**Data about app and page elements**
◇ ◇ ◇

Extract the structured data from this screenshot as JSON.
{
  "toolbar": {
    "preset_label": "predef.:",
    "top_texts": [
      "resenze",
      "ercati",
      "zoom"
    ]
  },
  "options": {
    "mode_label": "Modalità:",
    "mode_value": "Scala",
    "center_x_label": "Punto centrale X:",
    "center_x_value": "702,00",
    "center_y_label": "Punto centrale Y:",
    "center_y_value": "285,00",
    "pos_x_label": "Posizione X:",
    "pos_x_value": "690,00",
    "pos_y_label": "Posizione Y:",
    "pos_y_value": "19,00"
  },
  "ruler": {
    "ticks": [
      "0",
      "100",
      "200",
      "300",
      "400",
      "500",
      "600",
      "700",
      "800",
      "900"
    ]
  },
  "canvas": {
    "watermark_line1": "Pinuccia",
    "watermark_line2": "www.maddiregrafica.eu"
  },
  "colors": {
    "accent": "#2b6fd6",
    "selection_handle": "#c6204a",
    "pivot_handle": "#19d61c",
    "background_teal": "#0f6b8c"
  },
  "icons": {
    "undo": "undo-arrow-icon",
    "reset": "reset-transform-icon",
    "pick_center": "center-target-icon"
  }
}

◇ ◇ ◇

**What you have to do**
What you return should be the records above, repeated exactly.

**Answer space**
Extract the structured data from this screenshot as JSON.
{
  "toolbar": {
    "preset_label": "predef.:",
    "top_texts": [
      "resenze",
      "ercati",
      "zoom"
    ]
  },
  "options": {
    "mode_label": "Modalità:",
    "mode_value": "Scala",
    "center_x_label": "Punto centrale X:",
    "center_x_value": "702,00",
    "center_y_label": "Punto centrale Y:",
    "center_y_value": "285,00",
    "pos_x_label": "Posizione X:",
    "pos_x_value": "690,00",
    "pos_y_label": "Posizione Y:",
    "pos_y_value": "19,00"
  },
  "ruler": {
    "ticks": [
      "0",
      "100",
      "200",
      "300",
      "400",
      "500",
      "600",
      "700",
      "800",
      "900"
    ]
  },
  "canvas": {
    "watermark_line1": "Pinuccia",
    "watermark_line2": "www.maddiregrafica.eu"
  },
  "colors": {
    "accent": "#2b6fd6",
    "selection_handle": "#c6204a",
    "pivot_handle": "#19d61c",
    "background_teal": "#0f6b8c"
  },
  "icons": {
    "undo": "undo-arrow-icon",
    "reset": "reset-transform-icon",
    "pick_center": "center-target-icon"
  }
}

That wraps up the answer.